> **Task item**:
Examine the material below and count the lines that hold the word "data". Report only the number.

> **Extracted entries**:
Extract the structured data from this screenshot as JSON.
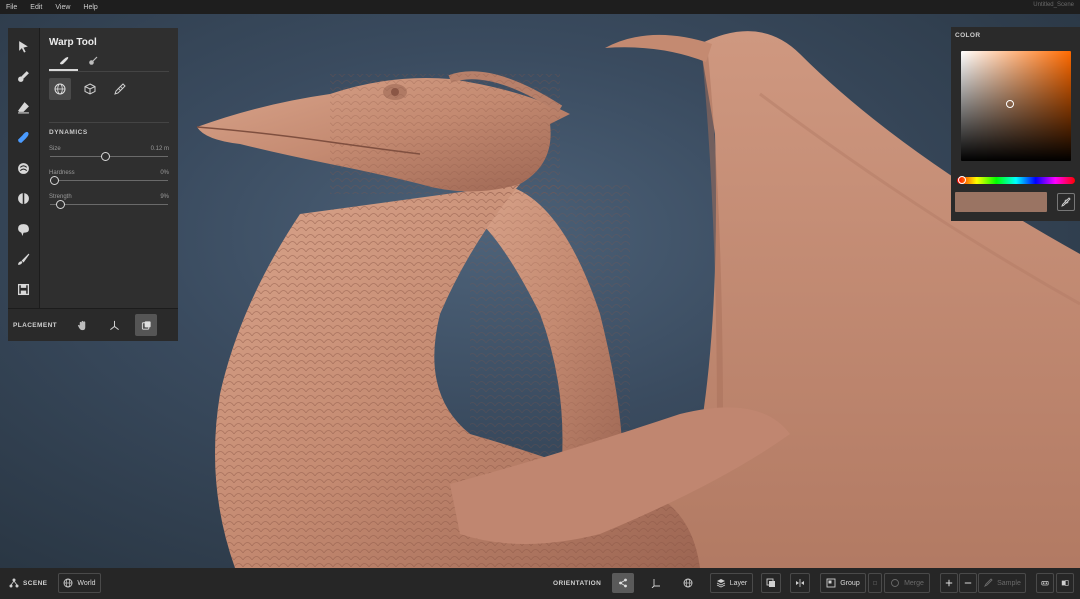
{
  "menu": {
    "items": [
      "File",
      "Edit",
      "View",
      "Help"
    ],
    "doc_title": "Untitled_Scene"
  },
  "tools": [
    {
      "icon": "select-arrow-icon",
      "active": false
    },
    {
      "icon": "clay-brush-icon",
      "active": false
    },
    {
      "icon": "eraser-icon",
      "active": false
    },
    {
      "icon": "warp-tool-icon",
      "active": true
    },
    {
      "icon": "smooth-tool-icon",
      "active": false
    },
    {
      "icon": "flatten-tool-icon",
      "active": false
    },
    {
      "icon": "inflate-tool-icon",
      "active": false
    },
    {
      "icon": "paint-brush-icon",
      "active": false
    },
    {
      "icon": "save-icon",
      "active": false
    }
  ],
  "tool_panel": {
    "title": "Warp Tool",
    "dynamics_label": "DYNAMICS",
    "sliders": [
      {
        "label": "Size",
        "value": "0.12 m",
        "fraction": 0.47
      },
      {
        "label": "Hardness",
        "value": "0%",
        "fraction": 0.0
      },
      {
        "label": "Strength",
        "value": "9%",
        "fraction": 0.09
      }
    ]
  },
  "placement": {
    "label": "PLACEMENT"
  },
  "color_panel": {
    "title": "COLOR",
    "hue_color": "#ff6a00",
    "swatch_color": "#9a7463"
  },
  "bottom_bar": {
    "scene_label": "SCENE",
    "world_label": "World",
    "orientation_label": "ORIENTATION",
    "layer_label": "Layer",
    "group_label": "Group",
    "merge_label": "Merge",
    "sample_label": "Sample"
  },
  "colors": {
    "accent": "#4a9bff",
    "clay": "#c98f77",
    "background": "#3a4b5f"
  }
}
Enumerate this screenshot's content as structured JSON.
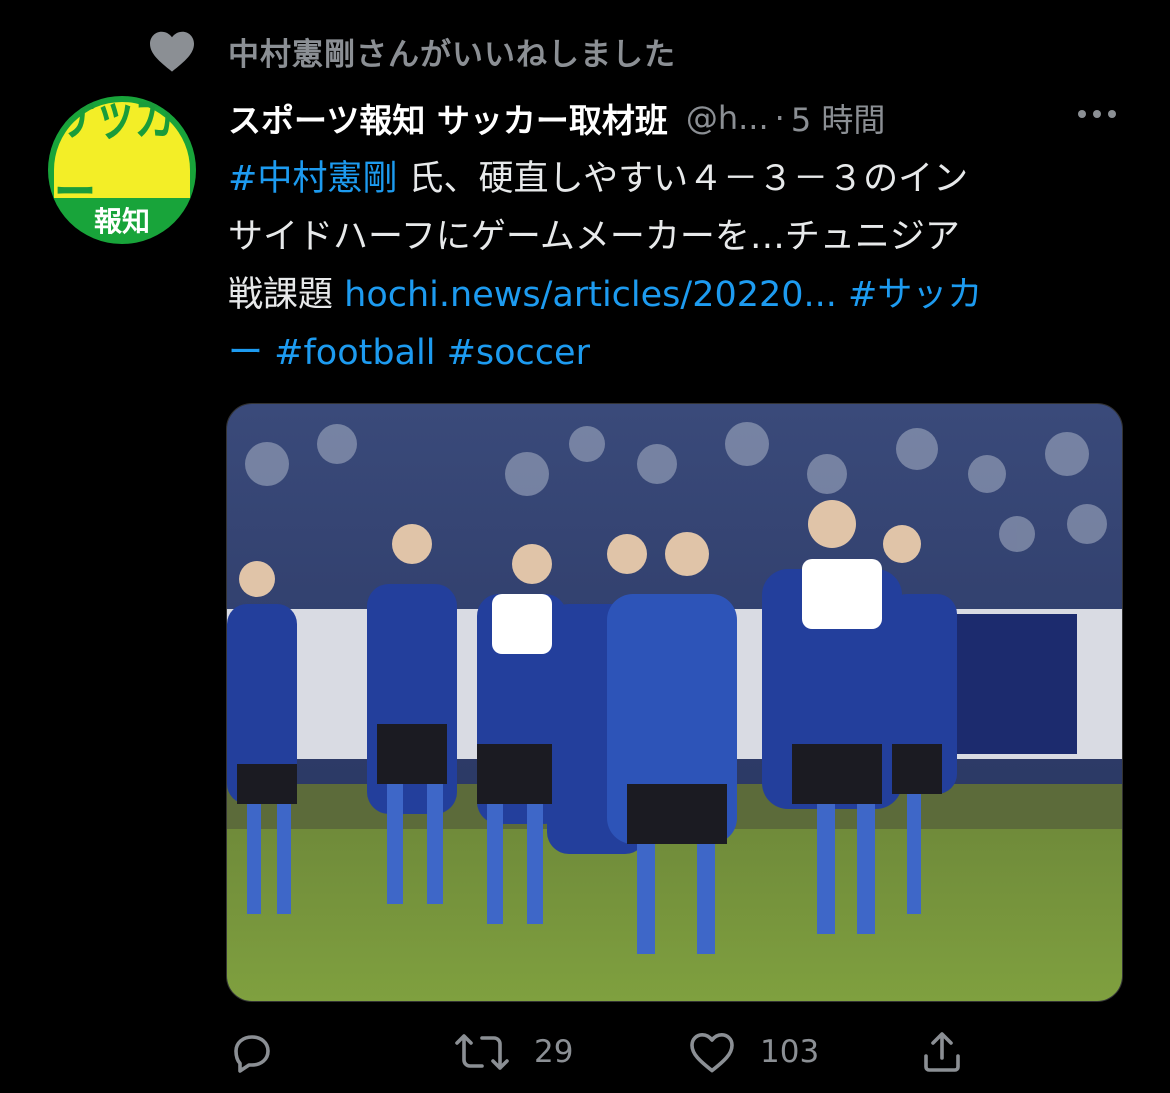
{
  "social_context": {
    "icon": "heart-icon",
    "text": "中村憲剛さんがいいねしました"
  },
  "avatar": {
    "logo_top": "サッカー",
    "logo_bottom": "報知",
    "colors": {
      "outer": "#18a43a",
      "inner": "#f3ee27"
    }
  },
  "tweet": {
    "author_name": "スポーツ報知 サッカー取材班",
    "handle": "@h...",
    "separator": "·",
    "time": "5 時間",
    "more_icon": "more-icon",
    "text": {
      "hashtag_kengo": "#中村憲剛",
      "line1_rest": " 氏、硬直しやすい４－３－３のイン",
      "line2": "サイドハーフにゲームメーカーを…チュニジア",
      "line3_start": "戦課題 ",
      "url": "hochi.news/articles/20220...",
      "hashtag_soccer_a": " #サッカ",
      "hashtag_soccer_b": "ー",
      "hashtag_football": " #football",
      "hashtag_soccer_en": " #soccer"
    },
    "link_color": "#1d9bf0"
  },
  "actions": {
    "reply_icon": "reply-icon",
    "retweet_icon": "retweet-icon",
    "retweet_count": "29",
    "like_icon": "heart-outline-icon",
    "like_count": "103",
    "share_icon": "share-icon"
  }
}
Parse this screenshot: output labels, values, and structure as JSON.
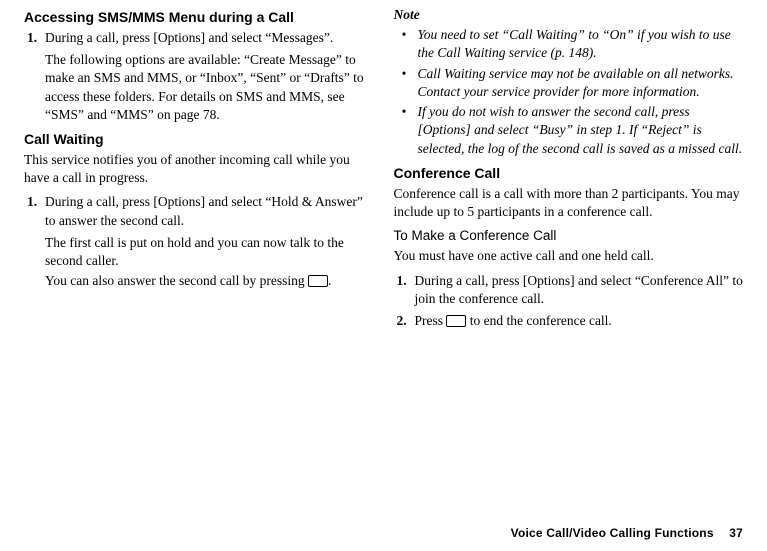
{
  "left": {
    "heading1": "Accessing SMS/MMS Menu during a Call",
    "step1": {
      "n": "1.",
      "text": "During a call, press [Options] and select “Messages”."
    },
    "p1": "The following options are available: “Create Message” to make an SMS and MMS, or “Inbox”, “Sent” or “Drafts” to access these folders. For details on SMS and MMS, see “SMS” and “MMS” on page 78.",
    "heading2": "Call Waiting",
    "p2": "This service notifies you of another incoming call while you have a call in progress.",
    "step2": {
      "n": "1.",
      "text": "During a call, press [Options] and select “Hold & Answer” to answer the second call."
    },
    "p3": "The first call is put on hold and you can now talk to the second caller.",
    "p4a": "You can also answer the second call by pressing ",
    "p4b": "."
  },
  "right": {
    "note_label": "Note",
    "bullets": [
      "You need to set “Call Waiting” to “On” if you wish to use the Call Waiting service (p. 148).",
      "Call Waiting service may not be available on all networks. Contact your service provider for more information.",
      "If you do not wish to answer the second call, press [Options] and select “Busy” in step 1. If “Reject” is selected, the log of the second call is saved as a missed call."
    ],
    "heading3": "Conference Call",
    "p5": "Conference call is a call with more than 2 participants. You may include up to 5 participants in a conference call.",
    "subheading": "To Make a Conference Call",
    "p6": "You must have one active call and one held call.",
    "step3": {
      "n": "1.",
      "text": "During a call, press [Options] and select “Conference All” to join the conference call."
    },
    "step4": {
      "n": "2.",
      "texta": "Press ",
      "textb": " to end the conference call."
    }
  },
  "footer": {
    "section": "Voice Call/Video Calling Functions",
    "page": "37"
  }
}
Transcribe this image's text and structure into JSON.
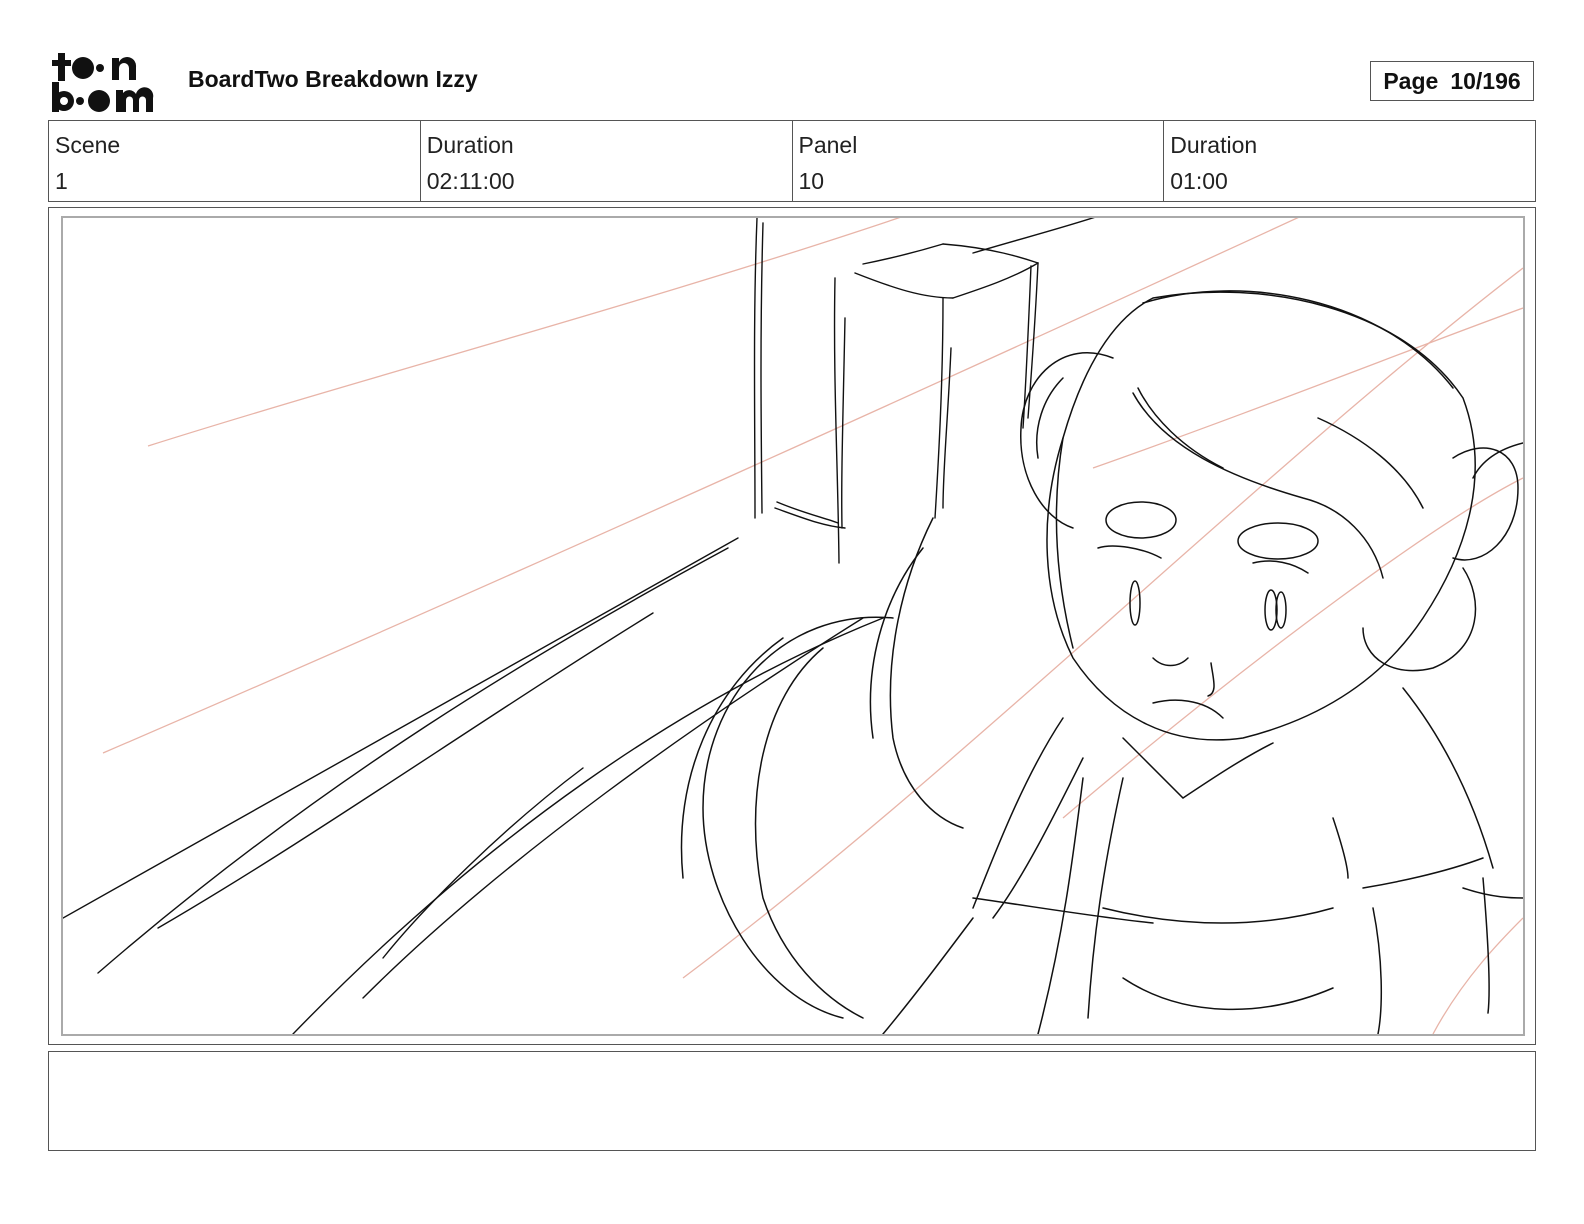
{
  "logo": {
    "text": "toon boom"
  },
  "header": {
    "title": "BoardTwo Breakdown Izzy",
    "page_label": "Page",
    "page_value": "10/196"
  },
  "info": {
    "scene_label": "Scene",
    "scene_value": "1",
    "scene_duration_label": "Duration",
    "scene_duration_value": "02:11:00",
    "panel_label": "Panel",
    "panel_value": "10",
    "panel_duration_label": "Duration",
    "panel_duration_value": "01:00"
  },
  "panel": {
    "image_description": "rough pencil sketch of a girl with bun hairstyle near a wall edge, red light rays",
    "line_color": "#111111",
    "light_ray_color": "#e8b4a8"
  },
  "notes": {
    "text": ""
  }
}
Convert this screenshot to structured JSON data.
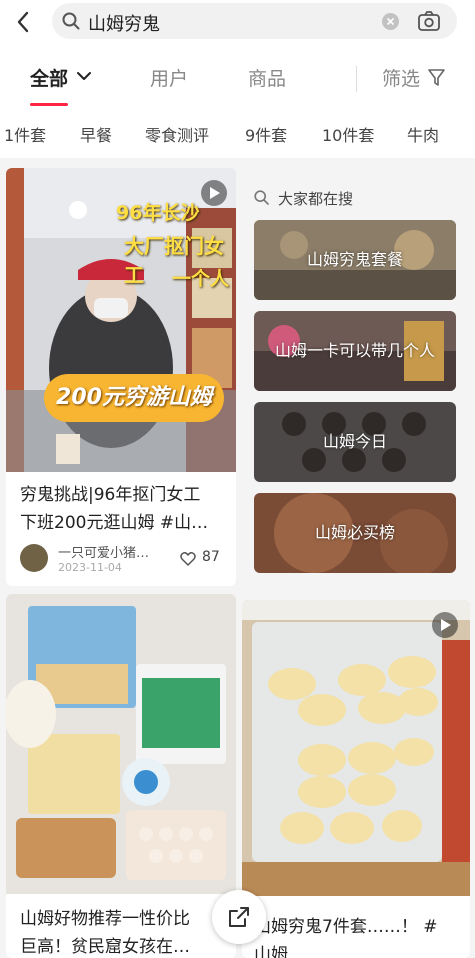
{
  "search": {
    "query": "山姆穷鬼"
  },
  "tabs": [
    {
      "label": "全部"
    },
    {
      "label": "用户"
    },
    {
      "label": "商品"
    },
    {
      "label": "筛选"
    }
  ],
  "chips": [
    "1件套",
    "早餐",
    "零食测评",
    "9件套",
    "10件套",
    "牛肉"
  ],
  "feed": {
    "card1": {
      "overlay_line1": "96年长沙",
      "overlay_line2": "大厂抠门女工",
      "overlay_line3": "一个人",
      "overlay_big": "200元穷游山姆",
      "title_line1": "穷鬼挑战|96年抠门女工",
      "title_line2": "下班200元逛山姆 #山…",
      "author": "一只可爱小猪…",
      "date": "2023-11-04",
      "likes": "87"
    },
    "card2": {
      "title_line1": "山姆好物推荐一性价比",
      "title_line2": "巨高！贫民窟女孩在…"
    },
    "card3": {
      "title_line1": "山姆穷鬼7件套……！ #",
      "title_line2": "山姆"
    }
  },
  "hot_search": {
    "heading": "大家都在搜",
    "items": [
      "山姆穷鬼套餐",
      "山姆一卡可以带几个人",
      "山姆今日",
      "山姆必买榜"
    ]
  },
  "colors": {
    "accent": "#ff2442",
    "overlay_yellow": "#ffde44",
    "bubble_orange": "#f7b531"
  }
}
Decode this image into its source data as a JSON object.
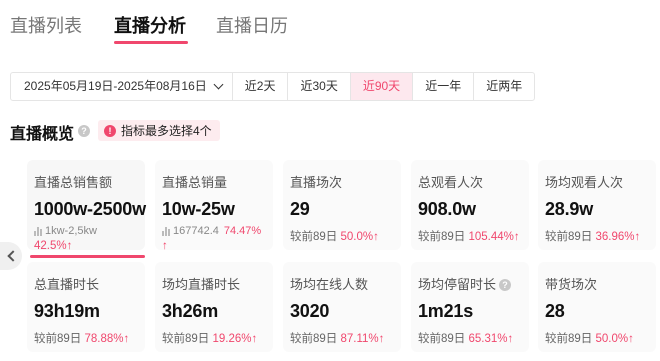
{
  "tabs": [
    "直播列表",
    "直播分析",
    "直播日历"
  ],
  "filters": {
    "date_range": "2025年05月19日-2025年08月16日",
    "options": [
      "近2天",
      "近30天",
      "近90天",
      "近一年",
      "近两年"
    ],
    "active": "近90天"
  },
  "overview": {
    "title": "直播概览",
    "notice": "指标最多选择4个"
  },
  "cards": [
    {
      "label": "直播总销售额",
      "value": "1000w-2500w",
      "range": "1kw-2,5kw",
      "change": "42.5%"
    },
    {
      "label": "直播总销量",
      "value": "10w-25w",
      "range": "167742.4",
      "change": "74.47%"
    },
    {
      "label": "直播场次",
      "value": "29",
      "compare": "较前89日",
      "change": "50.0%"
    },
    {
      "label": "总观看人次",
      "value": "908.0w",
      "compare": "较前89日",
      "change": "105.44%"
    },
    {
      "label": "场均观看人次",
      "value": "28.9w",
      "compare": "较前89日",
      "change": "36.96%"
    },
    {
      "label": "总直播时长",
      "value": "93h19m",
      "compare": "较前89日",
      "change": "78.88%"
    },
    {
      "label": "场均直播时长",
      "value": "3h26m",
      "compare": "较前89日",
      "change": "19.26%"
    },
    {
      "label": "场均在线人数",
      "value": "3020",
      "compare": "较前89日",
      "change": "87.11%"
    },
    {
      "label": "场均停留时长",
      "value": "1m21s",
      "compare": "较前89日",
      "change": "65.31%"
    },
    {
      "label": "带货场次",
      "value": "28",
      "compare": "较前89日",
      "change": "50.0%"
    }
  ],
  "icons": {
    "up_arrow": "↑",
    "help": "?",
    "notice": "!"
  },
  "colors": {
    "accent": "#f0476d",
    "active_bg": "#fde8ee"
  }
}
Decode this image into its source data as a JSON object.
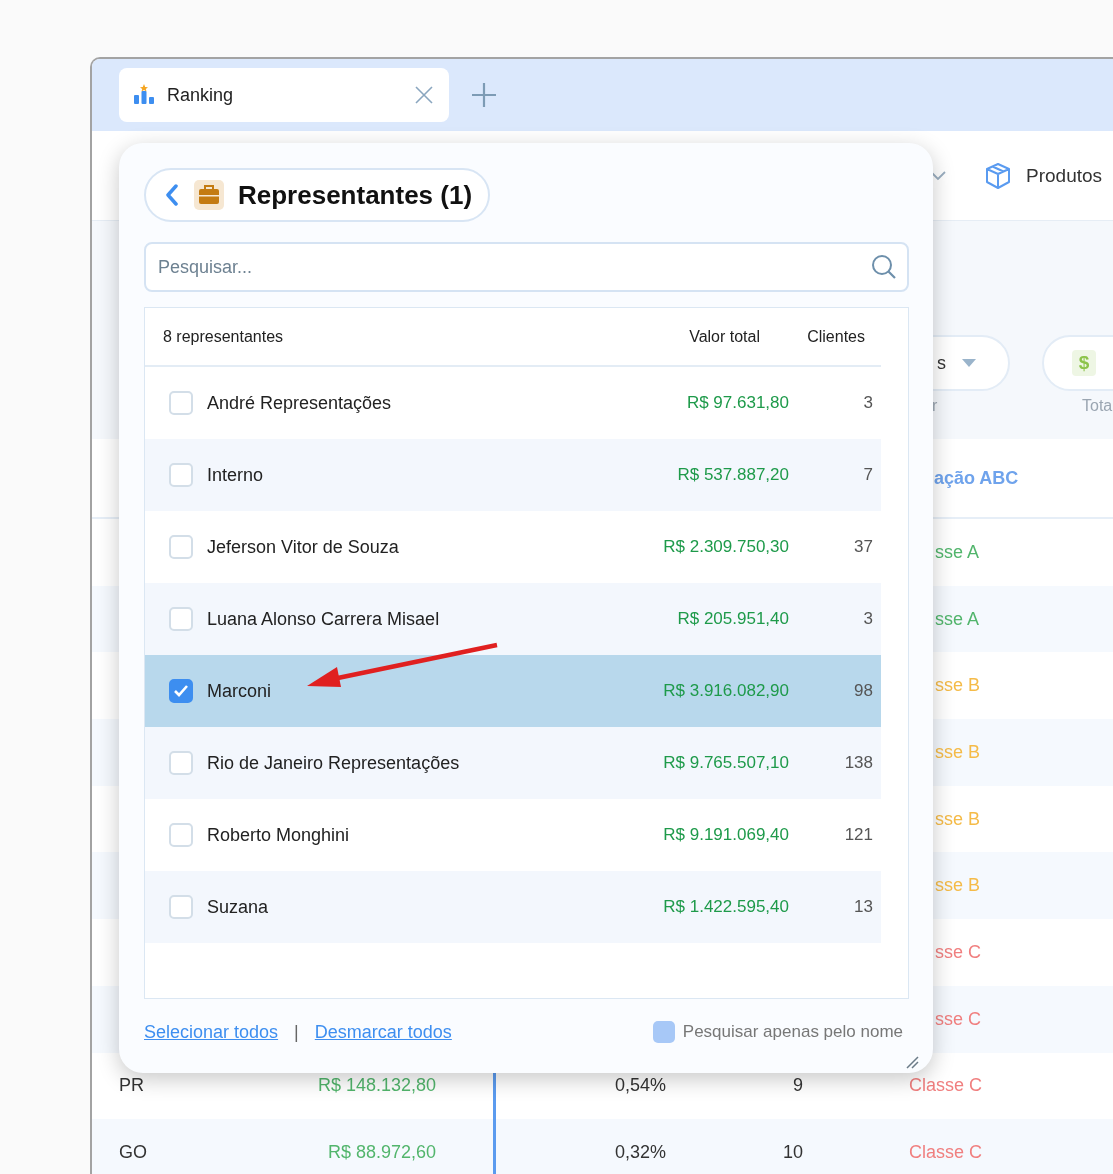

> **Reply to the task**:
4